In article <firstname.lastname@example.org>, William Hughes <email@example.com> wrote:
> On Apr 4, 5:19 pm, WM <mueck...@rz.fh-augsburg.de> wrote: > > On 4 Apr., 16:08, William Hughes <wpihug...@gmail.com> wrote: > > > There is no need to say what numbers belong to mathematics - in > > mathematics. There is no need to say what paths belong to the Binary > > Tree > > However, you keep talking about two types of paths, > paths with a last node and paths without a last node. > You have to say which subsets of nodes correspond to > paths. > > > > - in mathemativs. Every path that you can form by unioning finite > > paths is of course a path of the Binary Tree. > > Nope, you can form a subset of nodes without a last node > by unioning finite paths. You have to decide if you wish > to call this set of nodes a path.

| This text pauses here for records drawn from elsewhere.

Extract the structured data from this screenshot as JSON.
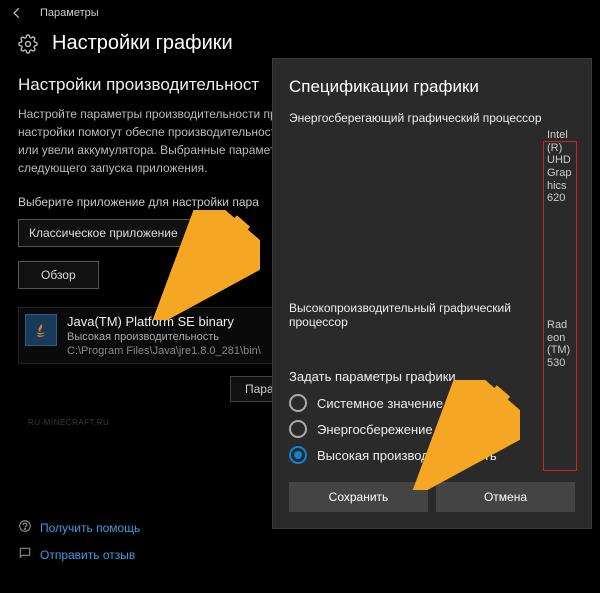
{
  "titlebar": {
    "app_name": "Параметры"
  },
  "header": {
    "title": "Настройки графики"
  },
  "main": {
    "subhead": "Настройки производительност",
    "description": "Настройте параметры производительности приложений. Эти настройки помогут обеспе производительность приложения или увели аккумулятора. Выбранные параметры вступ следующего запуска приложения.",
    "select_label": "Выберите приложение для настройки пара",
    "dropdown_value": "Классическое приложение",
    "browse_label": "Обзор",
    "app": {
      "name": "Java(TM) Platform SE binary",
      "perf": "Высокая производительность",
      "path": "C:\\Program Files\\Java\\jre1.8.0_281\\bin\\"
    },
    "options_label": "Пара"
  },
  "footer": {
    "help": "Получить помощь",
    "feedback": "Отправить отзыв"
  },
  "dialog": {
    "title": "Спецификации графики",
    "gpu1_label": "Энергосберегающий графический процессор",
    "gpu1_name": "Intel(R) UHD Graphics 620",
    "gpu2_label": "Высокопроизводительный графический процессор",
    "gpu2_name": "Radeon (TM) 530",
    "radio_title": "Задать параметры графики",
    "radios": [
      {
        "label": "Системное значение по ум       нию"
      },
      {
        "label": "Энергосбережение"
      },
      {
        "label": "Высокая производительность"
      }
    ],
    "save": "Сохранить",
    "cancel": "Отмена"
  },
  "watermark": "RU-MINECRAFT.RU"
}
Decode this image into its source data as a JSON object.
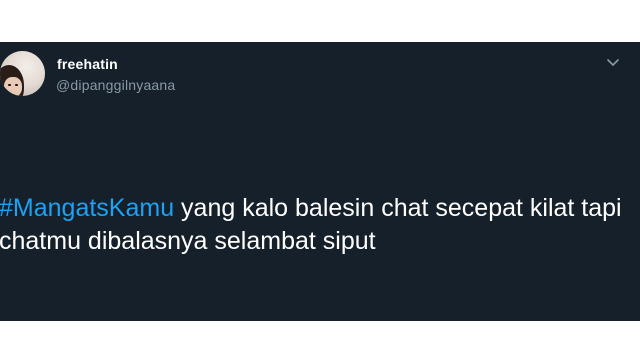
{
  "tweet": {
    "author": {
      "display_name": "freehatin",
      "handle": "@dipanggilnyaana"
    },
    "hashtag": "#MangatsKamu",
    "line1_rest": " yang kalo balesin chat secepat kilat tapi",
    "line2": "chatmu dibalasnya selambat siput",
    "menu_icon": "chevron-down-icon"
  },
  "colors": {
    "card_background": "#15202b",
    "text_primary": "#ffffff",
    "text_secondary": "#8899a6",
    "hashtag": "#1da1f2"
  }
}
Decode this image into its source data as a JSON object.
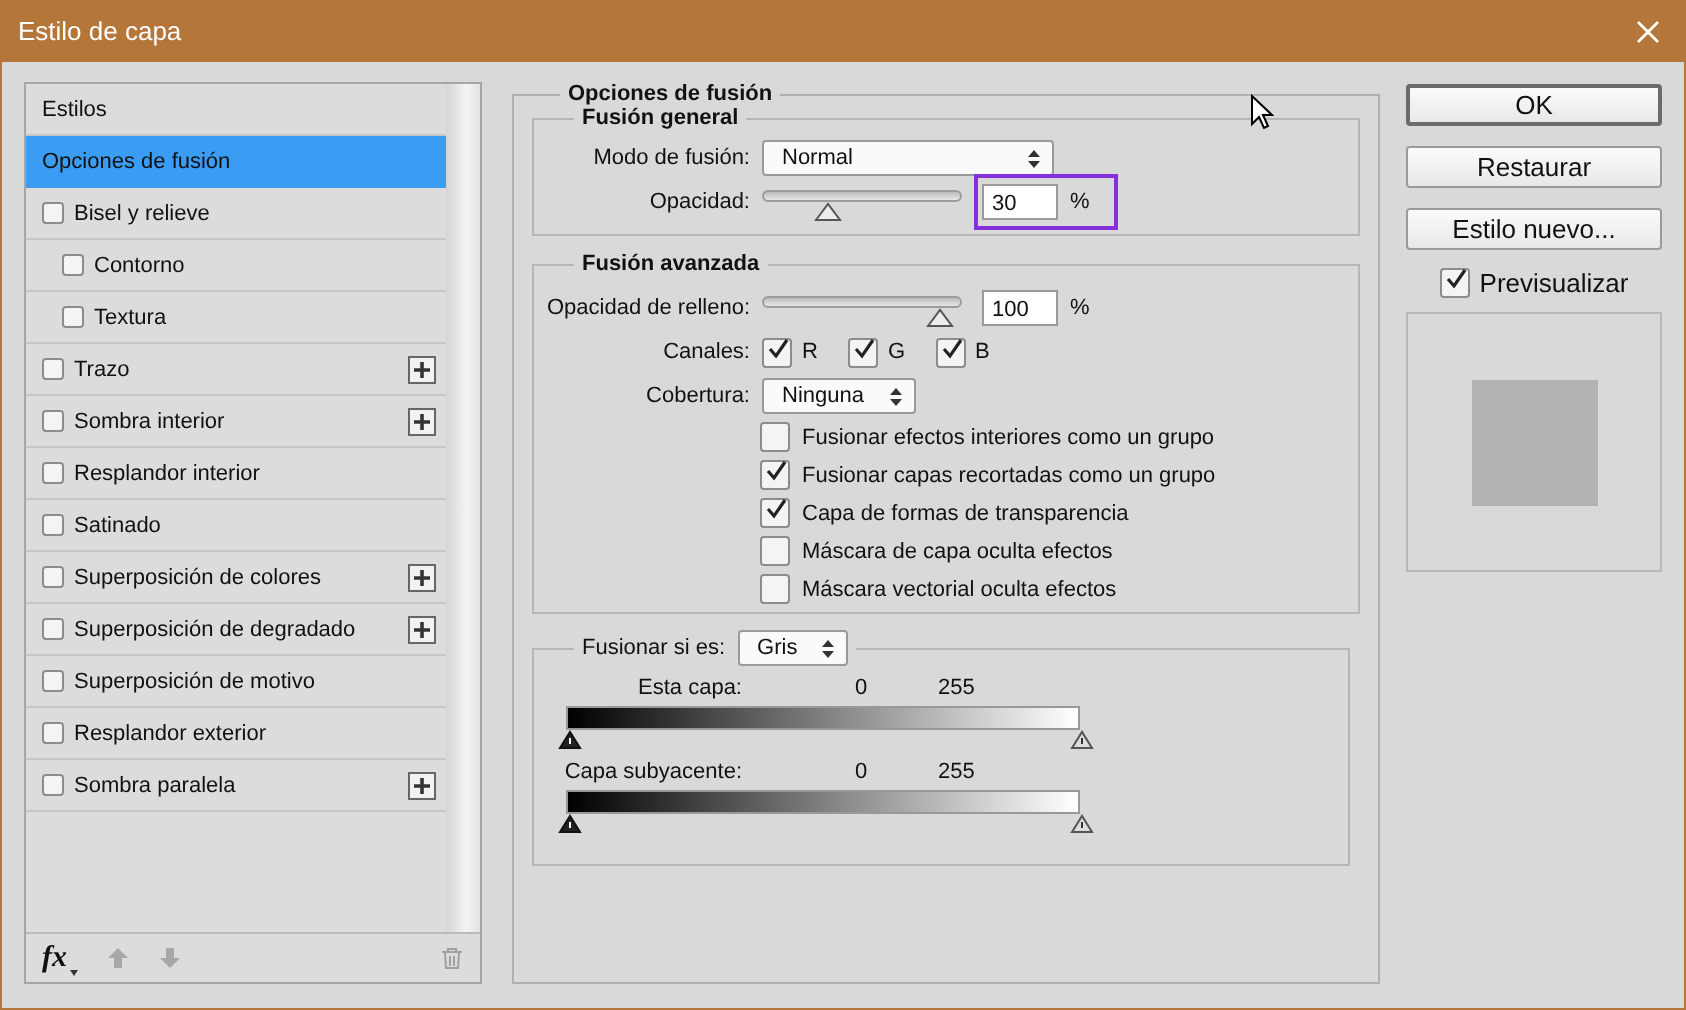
{
  "window": {
    "title": "Estilo de capa"
  },
  "styles_list": {
    "header": "Estilos",
    "items": [
      {
        "kind": "plain",
        "label": "Opciones de fusión",
        "selected": true
      },
      {
        "kind": "check",
        "label": "Bisel y relieve",
        "selected": false,
        "checked": false,
        "plus": false,
        "children": [
          {
            "kind": "check",
            "label": "Contorno",
            "selected": false,
            "checked": false,
            "plus": false
          },
          {
            "kind": "check",
            "label": "Textura",
            "selected": false,
            "checked": false,
            "plus": false
          }
        ]
      },
      {
        "kind": "check",
        "label": "Trazo",
        "selected": false,
        "checked": false,
        "plus": true
      },
      {
        "kind": "check",
        "label": "Sombra interior",
        "selected": false,
        "checked": false,
        "plus": true
      },
      {
        "kind": "check",
        "label": "Resplandor interior",
        "selected": false,
        "checked": false,
        "plus": false
      },
      {
        "kind": "check",
        "label": "Satinado",
        "selected": false,
        "checked": false,
        "plus": false
      },
      {
        "kind": "check",
        "label": "Superposición de colores",
        "selected": false,
        "checked": false,
        "plus": true
      },
      {
        "kind": "check",
        "label": "Superposición de degradado",
        "selected": false,
        "checked": false,
        "plus": true
      },
      {
        "kind": "check",
        "label": "Superposición de motivo",
        "selected": false,
        "checked": false,
        "plus": false
      },
      {
        "kind": "check",
        "label": "Resplandor exterior",
        "selected": false,
        "checked": false,
        "plus": false
      },
      {
        "kind": "check",
        "label": "Sombra paralela",
        "selected": false,
        "checked": false,
        "plus": true
      }
    ]
  },
  "blending_options": {
    "title": "Opciones de fusión",
    "general": {
      "title": "Fusión general",
      "mode_label": "Modo de fusión:",
      "mode_value": "Normal",
      "opacity_label": "Opacidad:",
      "opacity": {
        "level": 0.3,
        "value": "30",
        "unit": "%",
        "highlighted": true
      }
    },
    "advanced": {
      "title": "Fusión avanzada",
      "fill_label": "Opacidad de relleno:",
      "fill": {
        "level": 1,
        "value": "100",
        "unit": "%",
        "highlighted": false
      },
      "channels_label": "Canales:",
      "channels": [
        {
          "label": "R",
          "checked": true
        },
        {
          "label": "G",
          "checked": true
        },
        {
          "label": "B",
          "checked": true
        }
      ],
      "knockout_label": "Cobertura:",
      "knockout_value": "Ninguna",
      "options": [
        {
          "label": "Fusionar efectos interiores como un grupo",
          "checked": false
        },
        {
          "label": "Fusionar capas recortadas como un grupo",
          "checked": true
        },
        {
          "label": "Capa de formas de transparencia",
          "checked": true
        },
        {
          "label": "Máscara de capa oculta efectos",
          "checked": false
        },
        {
          "label": "Máscara vectorial oculta efectos",
          "checked": false
        }
      ]
    },
    "blend_if": {
      "label": "Fusionar si es:",
      "value": "Gris",
      "ranges": [
        {
          "label": "Esta capa:",
          "low": "0",
          "high": "255"
        },
        {
          "label": "Capa subyacente:",
          "low": "0",
          "high": "255"
        }
      ]
    }
  },
  "toolbar": {
    "fx": "fx"
  },
  "buttons": [
    {
      "label": "OK",
      "default": true
    },
    {
      "label": "Restaurar",
      "default": false
    },
    {
      "label": "Estilo nuevo...",
      "default": false
    }
  ],
  "preview": {
    "label": "Previsualizar",
    "checked": true
  }
}
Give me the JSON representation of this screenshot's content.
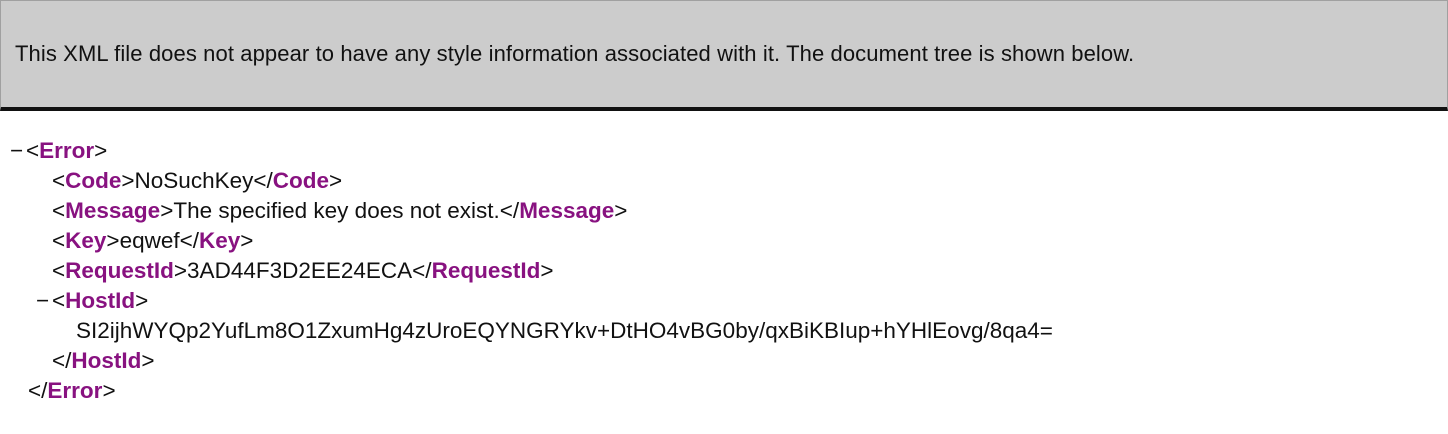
{
  "info_bar": {
    "message": "This XML file does not appear to have any style information associated with it. The document tree is shown below."
  },
  "tree": {
    "collapse_glyph": "−",
    "root_tag": "Error",
    "code": {
      "tag": "Code",
      "value": "NoSuchKey"
    },
    "message": {
      "tag": "Message",
      "value": "The specified key does not exist."
    },
    "key": {
      "tag": "Key",
      "value": "eqwef"
    },
    "request_id": {
      "tag": "RequestId",
      "value": "3AD44F3D2EE24ECA"
    },
    "host_id": {
      "tag": "HostId",
      "value": "SI2ijhWYQp2YufLm8O1ZxumHg4zUroEQYNGRYkv+DtHO4vBG0by/qxBiKBIup+hYHlEovg/8qa4="
    }
  },
  "colors": {
    "tag_name": "#881280",
    "info_bar_bg": "#cccccc"
  }
}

WM invented a name "FISONs" for finite initial sets of naturals, and the set of naturals is naturally a Complete Infinite Unary Tree (CIUT) with one and only one "path" which is |N itself.
So what WM calls paths in a CIBT (Complete Infinite Binary Tree), are really only FISONs (finite initial sets of nodes) in that CIBT while paths are all infinite. --